One might think the director of a Russian drama would wear self-important designer clothes or chunky glasses and faux-nerdy attire. But Dorothy “Dot” Fortenberry ’02 showed up to our interview sporting a turquoise princess costume and a tiara set in her spunky hair. Well, perhaps she’s not quite that weird: The costume was for the Immediate Gratification Players (IGP) Halloween show. Then again, anyone in IGP has got to be at least a little weird. But what kind of blonde comedienne picks Three Sisters as her directing opus? I found out over Leverett dining hall’s choice fajitas.
The Harvard Crimson: Why Chekov? Why Three Sisters?
Dorothy Fortenberry: It really struck me. It’s an incredibly well constructed play, in which every moment contributes to a complete and subtle and fascinating narrative.... More specifically, it’s about the limitations people put on themselves when they’re at really young ages.
THC: How have you placed limitations on yourself?

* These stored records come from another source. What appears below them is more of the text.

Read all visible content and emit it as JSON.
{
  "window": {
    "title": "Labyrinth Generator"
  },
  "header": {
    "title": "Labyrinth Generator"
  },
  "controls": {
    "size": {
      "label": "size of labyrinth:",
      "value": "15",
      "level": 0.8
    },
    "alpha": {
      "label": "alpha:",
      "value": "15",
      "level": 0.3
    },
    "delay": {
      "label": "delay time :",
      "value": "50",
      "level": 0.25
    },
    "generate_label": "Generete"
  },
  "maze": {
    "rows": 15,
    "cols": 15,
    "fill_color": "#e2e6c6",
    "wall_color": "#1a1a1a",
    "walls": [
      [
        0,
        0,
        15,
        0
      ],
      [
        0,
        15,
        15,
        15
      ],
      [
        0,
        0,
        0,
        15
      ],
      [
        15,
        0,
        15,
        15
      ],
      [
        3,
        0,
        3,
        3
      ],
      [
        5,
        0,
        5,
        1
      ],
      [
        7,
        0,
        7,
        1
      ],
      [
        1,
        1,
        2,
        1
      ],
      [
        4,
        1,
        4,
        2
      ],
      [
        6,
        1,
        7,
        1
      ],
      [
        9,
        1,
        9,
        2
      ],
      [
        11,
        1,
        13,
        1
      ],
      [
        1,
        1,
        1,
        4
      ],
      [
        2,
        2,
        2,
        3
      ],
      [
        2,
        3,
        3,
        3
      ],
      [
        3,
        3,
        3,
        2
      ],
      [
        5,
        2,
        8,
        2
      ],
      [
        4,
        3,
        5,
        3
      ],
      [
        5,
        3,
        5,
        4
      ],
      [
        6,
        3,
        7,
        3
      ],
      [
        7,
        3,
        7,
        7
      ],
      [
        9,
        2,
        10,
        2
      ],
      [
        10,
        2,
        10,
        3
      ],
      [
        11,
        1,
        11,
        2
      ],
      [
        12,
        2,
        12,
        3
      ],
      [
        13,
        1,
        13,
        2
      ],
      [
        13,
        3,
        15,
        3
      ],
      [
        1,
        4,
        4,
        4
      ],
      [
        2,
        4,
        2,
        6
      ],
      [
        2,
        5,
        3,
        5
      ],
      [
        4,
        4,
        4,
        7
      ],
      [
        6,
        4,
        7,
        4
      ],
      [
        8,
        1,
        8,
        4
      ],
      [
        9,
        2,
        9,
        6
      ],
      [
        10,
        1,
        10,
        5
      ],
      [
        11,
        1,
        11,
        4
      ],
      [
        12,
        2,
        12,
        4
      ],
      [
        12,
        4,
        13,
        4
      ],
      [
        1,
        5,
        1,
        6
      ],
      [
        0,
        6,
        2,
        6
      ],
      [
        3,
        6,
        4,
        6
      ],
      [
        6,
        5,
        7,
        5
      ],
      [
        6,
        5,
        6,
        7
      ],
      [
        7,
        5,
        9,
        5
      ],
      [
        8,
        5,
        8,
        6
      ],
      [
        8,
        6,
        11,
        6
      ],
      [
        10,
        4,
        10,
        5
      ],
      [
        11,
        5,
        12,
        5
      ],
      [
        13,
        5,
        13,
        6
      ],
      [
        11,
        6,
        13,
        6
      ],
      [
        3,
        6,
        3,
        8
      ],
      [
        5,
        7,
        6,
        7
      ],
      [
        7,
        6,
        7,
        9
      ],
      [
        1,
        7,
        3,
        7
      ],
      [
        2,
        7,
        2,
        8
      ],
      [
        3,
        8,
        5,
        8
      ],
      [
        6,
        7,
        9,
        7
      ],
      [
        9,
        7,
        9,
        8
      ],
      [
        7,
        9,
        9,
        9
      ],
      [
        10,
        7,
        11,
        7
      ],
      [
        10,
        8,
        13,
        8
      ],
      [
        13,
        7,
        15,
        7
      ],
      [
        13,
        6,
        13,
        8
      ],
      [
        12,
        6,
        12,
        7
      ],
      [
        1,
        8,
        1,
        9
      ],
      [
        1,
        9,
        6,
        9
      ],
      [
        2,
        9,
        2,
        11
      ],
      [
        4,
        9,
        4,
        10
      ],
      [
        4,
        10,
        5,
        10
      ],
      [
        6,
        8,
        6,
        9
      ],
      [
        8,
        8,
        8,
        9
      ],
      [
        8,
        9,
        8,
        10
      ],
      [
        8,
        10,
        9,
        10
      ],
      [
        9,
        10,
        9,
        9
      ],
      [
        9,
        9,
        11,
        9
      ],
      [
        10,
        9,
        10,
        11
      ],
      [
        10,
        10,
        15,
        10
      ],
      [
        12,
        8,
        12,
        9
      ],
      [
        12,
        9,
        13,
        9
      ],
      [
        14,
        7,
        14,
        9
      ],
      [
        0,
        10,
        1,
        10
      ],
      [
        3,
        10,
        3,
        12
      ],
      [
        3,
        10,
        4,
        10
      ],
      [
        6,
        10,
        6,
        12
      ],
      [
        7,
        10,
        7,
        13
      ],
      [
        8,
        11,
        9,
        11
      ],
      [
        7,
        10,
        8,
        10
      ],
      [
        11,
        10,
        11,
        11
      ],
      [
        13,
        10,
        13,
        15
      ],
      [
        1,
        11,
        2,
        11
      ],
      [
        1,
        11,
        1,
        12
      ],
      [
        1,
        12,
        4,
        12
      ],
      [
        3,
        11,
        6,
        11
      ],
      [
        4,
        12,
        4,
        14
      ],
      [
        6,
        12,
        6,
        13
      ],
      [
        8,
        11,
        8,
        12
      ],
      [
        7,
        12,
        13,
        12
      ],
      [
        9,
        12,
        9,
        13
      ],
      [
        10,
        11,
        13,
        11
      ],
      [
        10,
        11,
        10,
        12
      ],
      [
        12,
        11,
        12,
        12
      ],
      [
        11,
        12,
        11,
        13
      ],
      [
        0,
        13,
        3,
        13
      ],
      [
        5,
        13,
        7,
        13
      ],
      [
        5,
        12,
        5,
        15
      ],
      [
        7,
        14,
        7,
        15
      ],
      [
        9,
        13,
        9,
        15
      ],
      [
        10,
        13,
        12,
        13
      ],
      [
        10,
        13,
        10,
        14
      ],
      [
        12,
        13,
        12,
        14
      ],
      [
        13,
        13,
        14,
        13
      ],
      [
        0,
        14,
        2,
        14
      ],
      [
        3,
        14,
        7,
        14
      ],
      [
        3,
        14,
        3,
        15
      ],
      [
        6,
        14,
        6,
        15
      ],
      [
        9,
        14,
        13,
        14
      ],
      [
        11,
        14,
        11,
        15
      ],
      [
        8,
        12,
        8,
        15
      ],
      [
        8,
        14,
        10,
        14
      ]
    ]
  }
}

DF: [I say to myself], “Okay, I’ve gone through Harvard, I’m a pretty nice person, I’m pretty smart, I should have a meaningful job and a pretty nice husband just waiting around the block for me.” And that’s how the sisters feel. And when life doesn’t work out the way they expected, they don’t know how to cope.
THC: It sounds like a downer. But Chekov is also known for his sense of humor. How do you incorporate that element into a tragedy?
DF: I had a slapstick run of the show this morning where we played the entire thing for laughs for two hours, and it was wonderful.... I think there are moments in the text that are explicitly funny moments... Even the saddest have a twinge of irony.
THC: As a director, do you talk about the characters’ intentions with your actors?
DF: I think it has to start with intentions for this... The text isn’t explicit. The text says, “I would like a cup of tea.” What it means is, “I would like to have sex with you.“
THC: Do you want to leave the audience with a specific message?
DF: I feel like I want to tell a story that makes people reconsider their own lives.... I definitely know what the message is that it gives me. At the same time I hate as an audience member being told explicitly what the message is in a piece of art.
THC: But you understand Three Sisters as a play about the limitations people place on themselves.
DF: [The sisters] decide that they can’t go to Moscow. They choose their own limitations and then they act as though those limitations were created by an outside force.... There is no point at which that choice is taken away from them definitely. If it were another play, there would be the scene where their tickets burn, or some enormous cathartic event where all hopes are dashed.
THC: Does Three Sisters suffer without those cathartic moments?
DF: The negotiations, the victories and defeats can be actually more compelling than violent explosive moments, because I think they ring more heartbreakingly true to life.